ISLAMABAD: With record Rs520 billion receivables on its books, the state-run Pakistan State Oil (PSO) is struggling with oil supply management as private firms and banks try to limit their exposure and volatile international oil market players prefer cash and higher premium.
In a report sent to the federal government, the cash-starved leading fuel supplier has said its total receivables stood at Rs519.485bn on April 14 and counting as power companies, gas utilities and other public sector entities as well as the government hold back large amounts on various counts. That leaves the company’s financials in shambles and its financial managers in awe — top one of them considering other job options within months after joining.
As a consequence, PSO has a build-up of its necessary payables of more than Rs265bn, including Rs223bn to foreign long suppliers of natural gas, petroleum products and matured letters of credit (LCs). Some of these LCs or standby letters of credit are strategically critical, a senior official told Dawn.
An amount of Rs42.5bn is payable to local fuel suppliers — Rs23.4bn to Pak-Arab Refinery, Rs8.73bn to Pakistan Refinery, Rs6.73bn to Attock Refinery, Rs2bn to National Refinery and Rs1.6bn to ENAR Petrotech.
Cash-starved national supplier urgently requires Rs100bn to keep fuel market liquid
As if that was not enough, the government has assigned PSO the additional responsibility of facilitating workings and making payments to other oil marketing companies (OMCs) on account of price differential claims arising out of sale of petroleum products to consumers at rates significantly lower than the purchasing price.
Informed sources said the national fuel supplier required about Rs100bn on an urgent basis to keep the fuel market liquid. However, the government would need to make at least Rs35bn payment within days against price differential it has already borne on its own for April 1-15 for which the previous government had neither made any allocation nor approved additional fund.
In the given circumstances, PSO is finding it difficult to arrange fuel molecules as demand for jet fuel and high speed diesel (HSD) has increased in the international market and market players are preferring cash payments and higher premiums on delayed payments. The premium for HSD supplies has fluctuated between $8 and $13 per tonne in recent weeks compared to less than $2.5 a few months ago.

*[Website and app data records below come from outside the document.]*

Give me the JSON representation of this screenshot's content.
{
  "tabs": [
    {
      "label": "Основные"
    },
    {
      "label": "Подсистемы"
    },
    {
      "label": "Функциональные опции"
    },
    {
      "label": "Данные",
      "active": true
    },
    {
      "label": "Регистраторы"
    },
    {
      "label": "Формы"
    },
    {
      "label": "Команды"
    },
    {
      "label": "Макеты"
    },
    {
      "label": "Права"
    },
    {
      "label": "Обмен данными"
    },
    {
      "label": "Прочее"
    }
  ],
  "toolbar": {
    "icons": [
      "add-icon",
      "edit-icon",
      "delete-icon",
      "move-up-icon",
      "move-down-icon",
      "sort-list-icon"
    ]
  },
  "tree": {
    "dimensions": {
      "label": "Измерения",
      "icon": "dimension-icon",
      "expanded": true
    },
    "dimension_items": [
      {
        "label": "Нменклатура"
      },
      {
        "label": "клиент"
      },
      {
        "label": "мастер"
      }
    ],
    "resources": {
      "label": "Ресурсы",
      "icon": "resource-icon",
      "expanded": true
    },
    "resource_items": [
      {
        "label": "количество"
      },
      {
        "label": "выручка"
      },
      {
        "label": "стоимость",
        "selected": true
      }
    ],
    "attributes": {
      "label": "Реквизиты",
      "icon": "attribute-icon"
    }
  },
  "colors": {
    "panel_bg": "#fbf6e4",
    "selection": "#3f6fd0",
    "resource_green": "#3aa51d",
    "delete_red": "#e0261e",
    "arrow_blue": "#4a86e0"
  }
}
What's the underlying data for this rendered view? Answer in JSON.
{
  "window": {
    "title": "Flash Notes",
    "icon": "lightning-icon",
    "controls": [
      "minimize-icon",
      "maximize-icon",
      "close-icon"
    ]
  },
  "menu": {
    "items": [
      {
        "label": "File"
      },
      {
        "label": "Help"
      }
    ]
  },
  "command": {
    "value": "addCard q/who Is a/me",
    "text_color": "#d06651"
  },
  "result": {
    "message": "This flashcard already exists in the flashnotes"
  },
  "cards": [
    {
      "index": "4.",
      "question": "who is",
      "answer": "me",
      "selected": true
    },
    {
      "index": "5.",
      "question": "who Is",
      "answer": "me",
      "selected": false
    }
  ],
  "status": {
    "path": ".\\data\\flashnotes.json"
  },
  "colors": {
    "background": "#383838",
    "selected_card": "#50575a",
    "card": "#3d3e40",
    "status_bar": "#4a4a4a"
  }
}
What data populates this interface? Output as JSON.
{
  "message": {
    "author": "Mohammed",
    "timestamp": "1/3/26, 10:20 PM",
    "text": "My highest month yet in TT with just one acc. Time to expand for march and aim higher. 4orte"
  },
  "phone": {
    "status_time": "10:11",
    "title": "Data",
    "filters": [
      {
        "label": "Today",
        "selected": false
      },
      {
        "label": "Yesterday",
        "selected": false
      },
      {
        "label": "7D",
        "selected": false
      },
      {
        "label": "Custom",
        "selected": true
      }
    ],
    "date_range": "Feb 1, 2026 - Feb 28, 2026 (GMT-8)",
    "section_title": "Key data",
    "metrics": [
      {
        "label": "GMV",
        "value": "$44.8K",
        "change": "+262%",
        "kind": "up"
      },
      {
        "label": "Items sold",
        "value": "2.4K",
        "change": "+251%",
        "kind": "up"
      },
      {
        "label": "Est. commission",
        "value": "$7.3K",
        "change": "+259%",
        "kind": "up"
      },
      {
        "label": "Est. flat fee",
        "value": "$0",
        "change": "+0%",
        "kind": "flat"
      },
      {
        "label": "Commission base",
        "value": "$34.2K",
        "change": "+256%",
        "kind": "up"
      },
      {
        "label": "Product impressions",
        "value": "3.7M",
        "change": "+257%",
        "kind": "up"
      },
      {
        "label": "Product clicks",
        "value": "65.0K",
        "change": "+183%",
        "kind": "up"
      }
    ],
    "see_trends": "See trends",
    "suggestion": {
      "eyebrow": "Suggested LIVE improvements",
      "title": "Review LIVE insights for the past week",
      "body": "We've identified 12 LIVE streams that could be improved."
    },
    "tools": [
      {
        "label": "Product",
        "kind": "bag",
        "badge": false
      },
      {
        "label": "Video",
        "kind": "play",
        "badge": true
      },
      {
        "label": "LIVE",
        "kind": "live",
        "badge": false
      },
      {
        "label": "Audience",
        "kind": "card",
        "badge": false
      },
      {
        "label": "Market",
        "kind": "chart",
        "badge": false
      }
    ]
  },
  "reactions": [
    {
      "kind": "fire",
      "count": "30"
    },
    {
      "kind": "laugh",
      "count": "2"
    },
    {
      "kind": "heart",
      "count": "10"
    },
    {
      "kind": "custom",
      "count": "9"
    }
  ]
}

No wonder then, the country’s overall stocks of jet fuel and HSD have declined to about 12 days as of Saturday last week against a 24-day cover earlier this month.
Ironically, these stocks may appear good on average but are not evenly available across the country. For example, HSD stocks in Punjab are available for less than 10 days while these range between 14 and 15 days in three other provinces and just for seven days in Gilgit.
Likewise, petrol stocks in Punjab will last less than nine days, followed by 10 days in Khyber Pakhtunkhwa and Balochistan, 46 days in Sindh and seven days in Gilgit.
With peak fuel demand for power generation in the absence of sufficient LNG supplies and water storage in dams, total furnace oil stocks are no more than 125,000 tonnes, or less than 10 days, for power generation.
Local refineries, on the other hand, also try not to accumulate their stuck funds with various market players and tend to complain about lower availability of crude cargos. They import one cargo for a period where they should arrange two cargos and attribute lower imports to suppliers. As a result, refineries had total average crude stocks of just eight days on the last working day (Friday) last week. Of this, Attock and Cnergyico refineries had crude stocks for three and four days, respectively, followed by eight days each with Parco, 12 days with National Refinery and 18 days with Pakistan Refinery.
In such conditions when smaller OMCs face problems in meeting their licensing requirements to ensure sufficient product stocks, the burden shifts to PSO being the national fuel supplier. As a result, its market share has increased by 3-5pc in various products over the last couple of months amid over 22 per cent surge in consumption.
Sources in PSO said the largest recoverable amount of Rs272bn was pending against Sui Northern Pipelines Limited and Rs6.8bn against Sui Southern Gas Company Limited. Thus total dues on account of liquefied natural gas against the two gas utilities stood at Rs279bn.
This was followed by Rs167.4bn total outstanding against power companies, including Rs141bn against state-owned entities, Rs21bn against Hubco and Rs5.2bn against Kapco. Another Rs73bn is payable against other government accounts, including Rs23bn against PIA, Rs40bn claims against the government and Rs10.5bn exchange rate adjustment against the government.
Published in Dawn, April 18th, 2022